|Cingular will be the exclusive GSM carrier in the United States, but without 3rd party apps, VoIP and IM programs may be excluded.|
- Speech recognition and Text-to-Speech
- GPS maps, driving directions, and business search
- Fold-up or slide-in mini QWERTY keyboard
- Battery life lasting at least 24 hours when idle, 10 hours when using voice and low graphics activity, and 5 hours when gaming and watching videos
- At least 16GB flash memory
- USB and Firewire output
- USB input (maybe for one of those laptop lights, or just downloading files from a memory stick)
- Wireless (bluetooth or otherwise) interface for keyboard, headset, and other functions
- No word on speech recognition, though OS X is certainly capable of it
- Apple has partnered with Google Maps and features click-to-call for businesses but doesn't mention GPS
- Soft keyboard only, with intuitive error reduction and correction
- Up to 5 hours battery Talk/Video/Browsing, and up to 16 hours for audio playback with no mention of standby battery life
- Initial choice of 4GB or 8GB flash memory
In that article, I had prefaced the list with this statement:
The operating system doesn't matter much, as long as it's open for some hacking around and creating new programs.
And so I was excited to hear Steve say that the iPhone would run OS X, which is built on Unix, only to be let down later when I read this Engadget article
that said it would be locked to outside programming.
The real reason this is such an explosive announcement isn't just the new product itself, but the innovative user interface
. The patented multi-touch screen makes navigation look almost effortless.

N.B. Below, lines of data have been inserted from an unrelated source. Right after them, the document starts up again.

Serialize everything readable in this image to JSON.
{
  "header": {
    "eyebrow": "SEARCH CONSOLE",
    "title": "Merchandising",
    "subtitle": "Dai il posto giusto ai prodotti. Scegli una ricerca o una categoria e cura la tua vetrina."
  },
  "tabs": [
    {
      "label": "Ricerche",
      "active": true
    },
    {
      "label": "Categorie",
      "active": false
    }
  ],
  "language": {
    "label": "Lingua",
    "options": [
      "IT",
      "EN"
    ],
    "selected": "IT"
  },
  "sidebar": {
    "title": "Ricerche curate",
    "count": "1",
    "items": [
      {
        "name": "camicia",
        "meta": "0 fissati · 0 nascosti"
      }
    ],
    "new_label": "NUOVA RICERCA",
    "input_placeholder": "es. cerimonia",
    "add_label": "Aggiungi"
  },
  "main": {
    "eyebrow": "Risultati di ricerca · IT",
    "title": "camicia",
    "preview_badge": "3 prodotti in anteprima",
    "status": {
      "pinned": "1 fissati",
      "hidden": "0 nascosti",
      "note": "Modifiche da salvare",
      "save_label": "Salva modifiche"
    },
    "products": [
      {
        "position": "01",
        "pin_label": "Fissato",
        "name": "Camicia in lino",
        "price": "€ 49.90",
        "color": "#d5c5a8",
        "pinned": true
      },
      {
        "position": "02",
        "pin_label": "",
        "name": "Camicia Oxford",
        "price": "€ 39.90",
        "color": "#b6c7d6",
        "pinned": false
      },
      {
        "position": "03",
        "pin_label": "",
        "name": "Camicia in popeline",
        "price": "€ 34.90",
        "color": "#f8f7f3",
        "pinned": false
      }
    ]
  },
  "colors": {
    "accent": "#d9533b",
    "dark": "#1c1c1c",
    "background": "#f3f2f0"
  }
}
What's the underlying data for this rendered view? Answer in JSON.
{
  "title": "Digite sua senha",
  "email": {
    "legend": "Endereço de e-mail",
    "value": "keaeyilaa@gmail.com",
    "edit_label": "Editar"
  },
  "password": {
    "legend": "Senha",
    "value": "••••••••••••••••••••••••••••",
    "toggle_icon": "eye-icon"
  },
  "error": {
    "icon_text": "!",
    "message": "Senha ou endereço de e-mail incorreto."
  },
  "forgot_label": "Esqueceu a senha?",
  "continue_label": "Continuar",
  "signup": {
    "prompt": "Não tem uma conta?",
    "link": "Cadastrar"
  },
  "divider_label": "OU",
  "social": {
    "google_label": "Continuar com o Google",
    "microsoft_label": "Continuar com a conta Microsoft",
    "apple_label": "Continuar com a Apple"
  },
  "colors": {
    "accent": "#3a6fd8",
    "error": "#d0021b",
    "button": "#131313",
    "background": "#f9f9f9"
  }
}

It's just a scroll here, a tap there, or a "pinch" to zoom in on your photos, maps and websites.
The iPhone also has a proximity sensor that turns off the screen when you hold the cellphone up against your face or put it in your pocket, plus an accelerometer that automatically knows when to show the display in portrait and landscape mode.
Another first is the use of "visual voicemail", which shows you a list of voice mails with the callerID, and lets you choose the order in which to listen to them.
The Apple iPhone is expected to ship in June, pending FCC approval and a Cisco lawsuit
for trademark infringement, with a price tag of $499 for the 4GB version and $599 for the 8GB version, when you sign a 2 year contract with Cingular of course.